SAME SCRIPT, different cast. Before ‘Atmanirbhar Bharat’ and ‘Make in India’ tried to sex up manufacturing, a half-naked fakir did it with one of the simplest, yet unforgettable, slogans in Indian history—swadeshi.
The times are changing, so is the cast; but the script remains the same. Seventy-five years since independence and under a new world order, India’s manufacturing sector still needs a leg-up, after all the Five Year Plans, National Manufacturing Policy (during UPA 2) and ‘Be Indian, buy Indian’ clarion calls. Can Atmanirbhar Bharat and its production-linked incentive (PLI) scheme, which offers incentives for companies setting up manufacturing in specified sectors in the country on an incremental basis, cut away from those that went before? And can it breathe life, and roar, into the nuts-and-bolts lion of ‘Make in India’?
Many believe it is possible. “Even as the world is grappling with a host of economic and geopolitical issues, India is at the cusp of opportunities which must be leveraged,” said Deepak Sood, secretary general of the Associated Chambers of Commerce and Industry of India. “We are seeing quite a bit of success [of the PLI scheme] in sectors like electronics and automobiles. We need to ramp up the campaign.”
India’s manufacturing dilemma is an old woe. Since the colonisers arrived, India has been more of a consumer than a producer of manufactured goods. Post-independence, governments tried to deal with it with various strategies—Nehru imposed socialism and the ‘License Raj’ and Indira tried nationalisation, while Morarji Desai’s industries minister George Fernandes threw out Coke and IBM. After a near-bankruptcy forced P.V. Narasimha Rao’s finance minister Manmohan Singh to free up the market in the early 1990s, the economy boomed. However, India still imported more finished goods than it exported, and the deficit kept growing.

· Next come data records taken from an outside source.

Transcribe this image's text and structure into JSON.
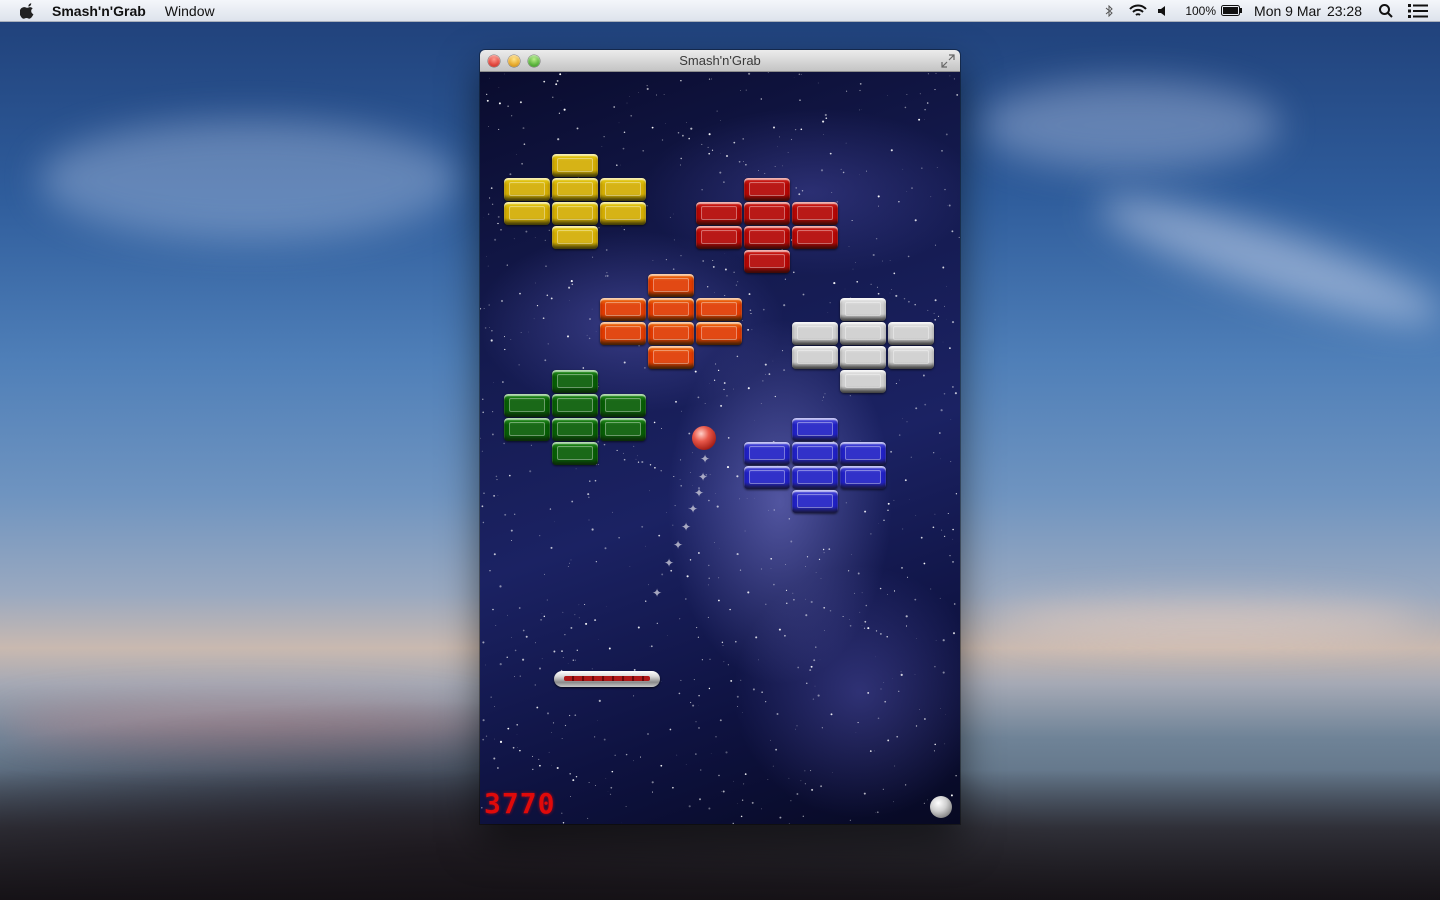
{
  "menubar": {
    "app_name": "Smash'n'Grab",
    "menus": [
      "Window"
    ],
    "battery": "100%",
    "date": "Mon 9 Mar",
    "time": "23:28"
  },
  "window": {
    "title": "Smash'n'Grab"
  },
  "game": {
    "score": "3770",
    "brick_groups": [
      {
        "name": "yellow",
        "color": "#e8d21a"
      },
      {
        "name": "red",
        "color": "#d6271f"
      },
      {
        "name": "orange",
        "color": "#ef7a12"
      },
      {
        "name": "white",
        "color": "#e6e6e6"
      },
      {
        "name": "green",
        "color": "#2a9a22"
      },
      {
        "name": "blue",
        "color": "#5a5ae0"
      }
    ],
    "lives_remaining": 1
  }
}
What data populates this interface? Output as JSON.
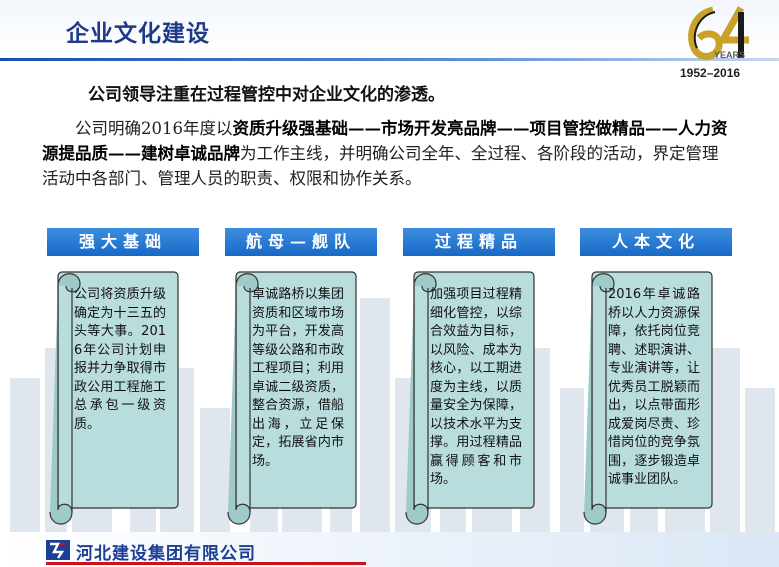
{
  "header": {
    "title": "企业文化建设",
    "years_label": "YEARS",
    "years_range": "1952–2016"
  },
  "intro": "公司领导注重在过程管控中对企业文化的渗透。",
  "paragraph": {
    "p1": "公司明确2016年度以",
    "b1": "资质升级强基础——市场开发亮品牌——项目管控做精品——人力资源提品质——建树卓诚品牌",
    "p2": "为工作主线，并明确公司全年、全过程、各阶段的活动，界定管理活动中各部门、管理人员的职责、权限和协作关系。"
  },
  "columns": [
    {
      "title": "强大基础",
      "text": "公司将资质升级确定为十三五的头等大事。2016年公司计划申报并力争取得市政公用工程施工总承包一级资质。"
    },
    {
      "title": "航母—舰队",
      "text": "卓诚路桥以集团资质和区域市场为平台，开发高等级公路和市政工程项目；利用卓诚二级资质，整合资源，借船出海，立足保定，拓展省内市场。"
    },
    {
      "title": "过程精品",
      "text": "加强项目过程精细化管控，以综合效益为目标，以风险、成本为核心，以工期进度为主线，以质量安全为保障，以技术水平为支撑。用过程精品赢得顾客和市场。"
    },
    {
      "title": "人本文化",
      "text": "2016年卓诚路桥以人力资源保障，依托岗位竞聘、述职演讲、专业演讲等，让优秀员工脱颖而出，以点带面形成爱岗尽责、珍惜岗位的竞争氛围，逐步锻造卓诚事业团队。"
    }
  ],
  "footer": {
    "company": "河北建设集团有限公司"
  },
  "colors": {
    "title_blue": "#1e3a8a",
    "column_head": "#1769c6",
    "scroll_fill": "#b9dcdc",
    "footer_red": "#c4161c"
  }
}
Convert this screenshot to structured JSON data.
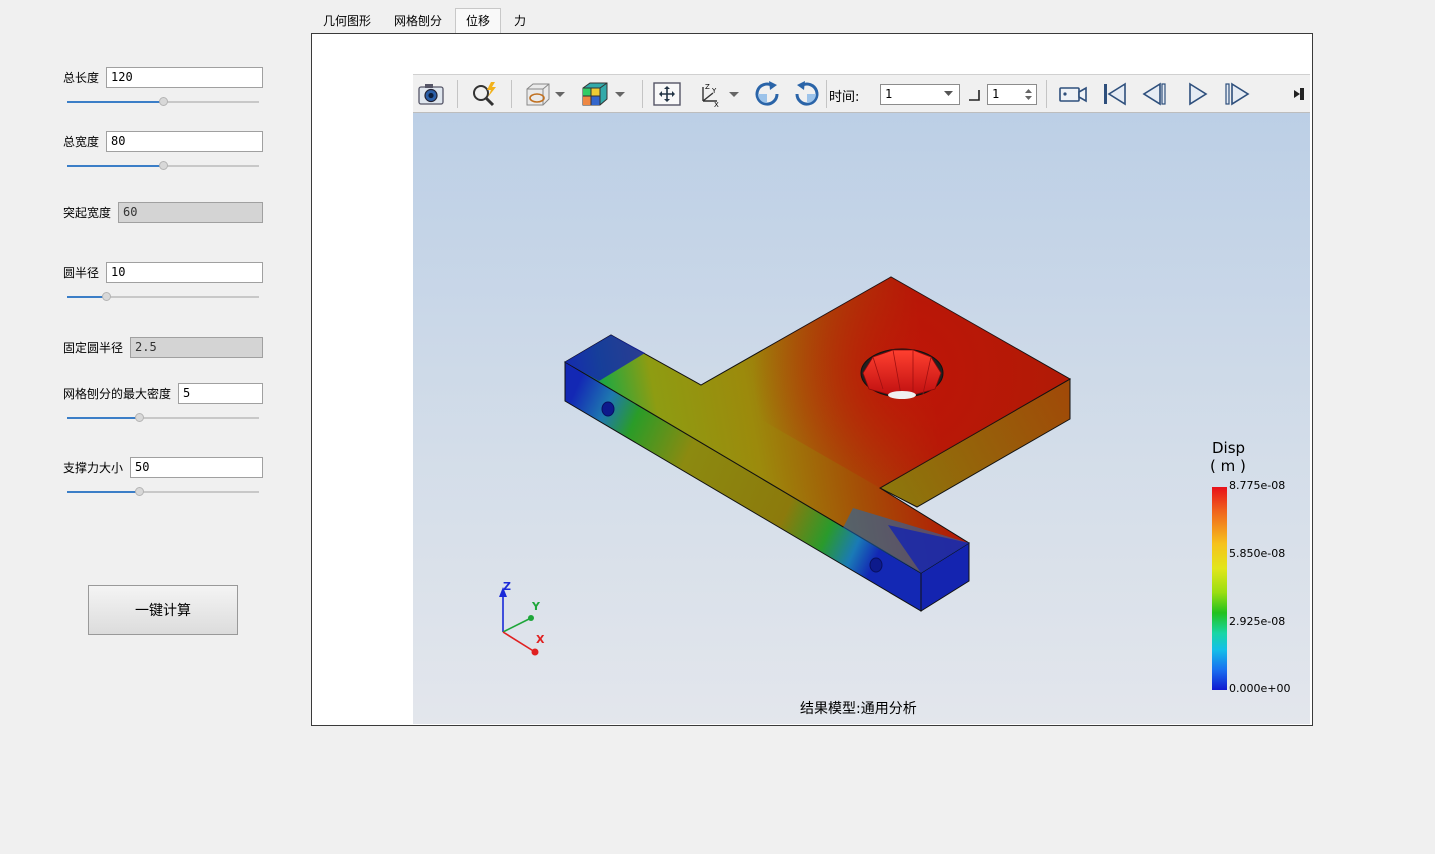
{
  "params": {
    "total_length": {
      "label": "总长度",
      "value": "120",
      "level": 0.5
    },
    "total_width": {
      "label": "总宽度",
      "value": "80",
      "level": 0.5
    },
    "bump_width": {
      "label": "突起宽度",
      "value": "60"
    },
    "circle_radius": {
      "label": "圆半径",
      "value": "10",
      "level": 0.19
    },
    "fixed_radius": {
      "label": "固定圆半径",
      "value": "2.5"
    },
    "mesh_density": {
      "label": "网格刨分的最大密度",
      "value": "5",
      "level": 0.37
    },
    "support_force": {
      "label": "支撑力大小",
      "value": "50",
      "level": 0.37
    }
  },
  "calc_button": "一键计算",
  "tabs": [
    "几何图形",
    "网格刨分",
    "位移",
    "力"
  ],
  "active_tab": 2,
  "toolbar": {
    "time_label": "时间:",
    "time_value": "1",
    "step_value": "1"
  },
  "legend": {
    "title": "Disp",
    "unit": "( m )",
    "ticks": [
      "8.775e-08",
      "5.850e-08",
      "2.925e-08",
      "0.000e+00"
    ]
  },
  "axes": {
    "z": "Z",
    "y": "Y",
    "x": "X"
  },
  "caption": "结果模型:通用分析",
  "colors": {
    "accent": "#3b7ec7",
    "max": "#e8101a",
    "min": "#1018d0"
  }
}
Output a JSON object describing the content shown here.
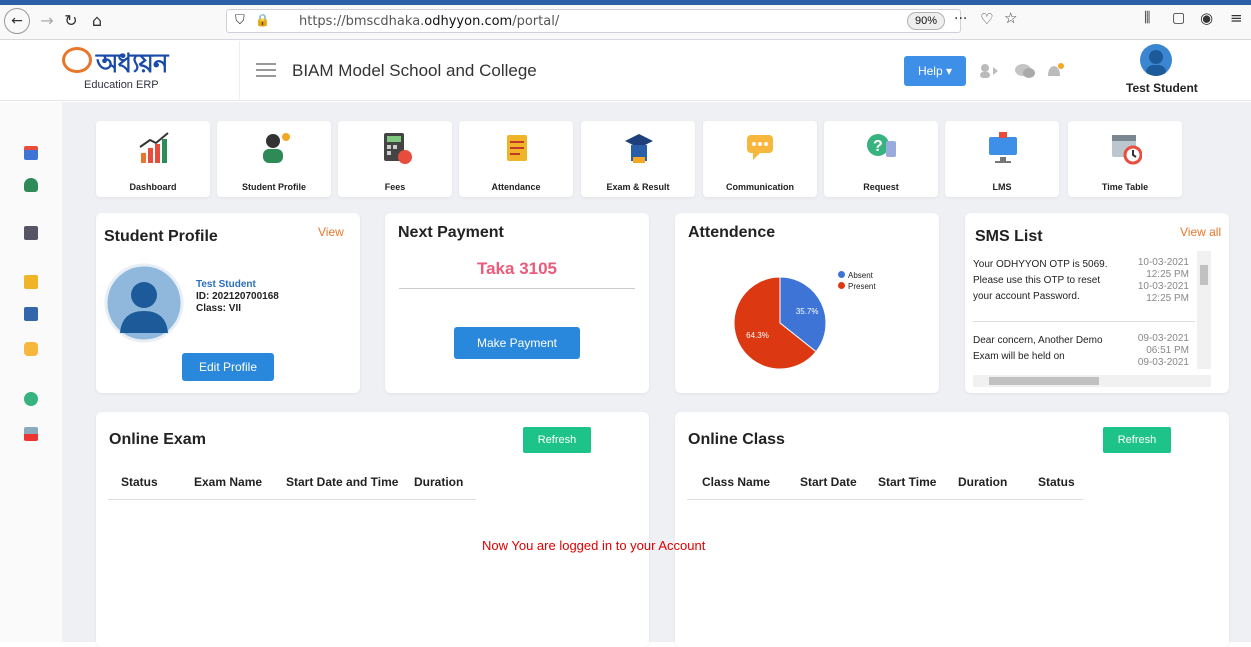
{
  "browser": {
    "url_prefix": "https://bmscdhaka.",
    "url_domain": "odhyyon.com",
    "url_suffix": "/portal/",
    "zoom": "90%"
  },
  "header": {
    "logo_text": "অধ্যয়ন",
    "logo_subtitle": "Education ERP",
    "school_name": "BIAM Model School and College",
    "help_label": "Help ▾",
    "user_name": "Test Student"
  },
  "modules": [
    {
      "label": "Dashboard"
    },
    {
      "label": "Student Profile"
    },
    {
      "label": "Fees"
    },
    {
      "label": "Attendance"
    },
    {
      "label": "Exam & Result"
    },
    {
      "label": "Communication"
    },
    {
      "label": "Request"
    },
    {
      "label": "LMS"
    },
    {
      "label": "Time Table"
    }
  ],
  "profile_card": {
    "title": "Student Profile",
    "view_link": "View",
    "name": "Test Student",
    "id": "ID: 202120700168",
    "class": "Class: VII",
    "edit_button": "Edit Profile"
  },
  "payment_card": {
    "title": "Next Payment",
    "amount": "Taka 3105",
    "button": "Make Payment"
  },
  "attendance_card": {
    "title": "Attendence",
    "legend": [
      {
        "label": "Absent",
        "color": "#3d74d6"
      },
      {
        "label": "Present",
        "color": "#dc3912"
      }
    ],
    "absent_label": "35.7%",
    "present_label": "64.3%"
  },
  "chart_data": {
    "type": "pie",
    "title": "Attendence",
    "slices": [
      {
        "label": "Absent",
        "value": 35.7,
        "color": "#3d74d6"
      },
      {
        "label": "Present",
        "value": 64.3,
        "color": "#dc3912"
      }
    ],
    "legend_position": "top-right"
  },
  "sms_card": {
    "title": "SMS List",
    "view_all": "View all",
    "messages": [
      {
        "lines": [
          "Your ODHYYON OTP is 5069.",
          "Please use this OTP to reset",
          "your account Password."
        ],
        "dates": [
          "10-03-2021",
          "12:25 PM",
          "10-03-2021",
          "12:25 PM"
        ]
      },
      {
        "lines": [
          "Dear concern, Another Demo",
          "Exam will be held on"
        ],
        "dates": [
          "09-03-2021",
          "06:51 PM",
          "09-03-2021"
        ]
      }
    ]
  },
  "online_exam": {
    "title": "Online Exam",
    "refresh": "Refresh",
    "columns": [
      "Status",
      "Exam Name",
      "Start Date and Time",
      "Duration"
    ]
  },
  "online_class": {
    "title": "Online Class",
    "refresh": "Refresh",
    "columns": [
      "Class Name",
      "Start Date",
      "Start Time",
      "Duration",
      "Status"
    ]
  },
  "notice": "Now You are logged in to your Account"
}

While this did not matter for much of the 1990s and the 2000s, when the economy and trade boomed, the warning lights started blinking once a series of economic disasters struck—the 2008-09 global financial meltdown and its aftereffects, demonetisation, the slowdown of 2018-19 and then the pandemic, and now the Ukraine war and the fears of a looming global recession. Rounding up the litany of woes has been India’s increasing friction with China, and the realisation of its over-dependence on the big bully neighbour.
The Narendra Modi government’s push for self-reliance was insistent enough with Make in India right from 2014, but it turned into a relentless one with Atmanirbhar Bharat after clashes with China in 2020. A bedrock of Modi 2.0’s economic policy, it aims to reduce the dependence on imports and attract global manufacturers to set up production bases in India. “It is creating a robust manufacturing base in the country, which is enabling India to compete on an equal footing globally,” said Union Commerce and Industry Minister Piyush Goyal a few weeks ago.
While the push has been relentless, there is also a school of thought that India should focus on the services sector, where it has always done better. According to the World Bank, manufacturing contributed to just 14 per cent of value to India’s national income in 2021, while services contributed around 50 per cent. “India should focus on building (human) capacities, not chips,” said former RBI governor Raghuram Rajan, an ardent detractor of ‘imitating China’s path’, in an interview a few weeks ago. “We should focus on what our strengths are.”
But with the might of the establishment behind it, Indian manufacturing might have a chance this time around. Registration of manufacturing companies has been at its highest levels in the past few years, according to a report by Emkay Investment Managers. It says this has the potential to add 4 per cent to the GDP. “After a long hiatus, manufacturing companies are likely to be the wealth creators, leaders of the next rally in the markets,” said Vikaas M. Sachdeva, CEO of Emkay.
The PLI scheme now covers 14 sectors, with an outlay of Rs2.4 lakh crore in incentives over the next five years, and it has already roped in big names. Those signing up for setting up production plants for anything from air conditioners to solar panels and semiconductors include the likes of Samsung, LG, Vedanta, Adani, Jindal and Bluestar. Apple is estimated to make iPhones worth Rs47,000 crore in India through its vendors, creating 30,000 jobs.
The pandemic was the plot twister in this script. Many sectors restructured their sourcing and manufacturing footprints to “capitalise on India’s advantages in raw materials, talents and entrepreneurship,” according to Arjun Bajaj, CEO & founder, Daiwa, and director, Videotex. “If we can specialise and build internationally competitive manufacturing centres, it offers India the most important chance to boost economic growth and job creation this decade.” This script could well have a happier ending.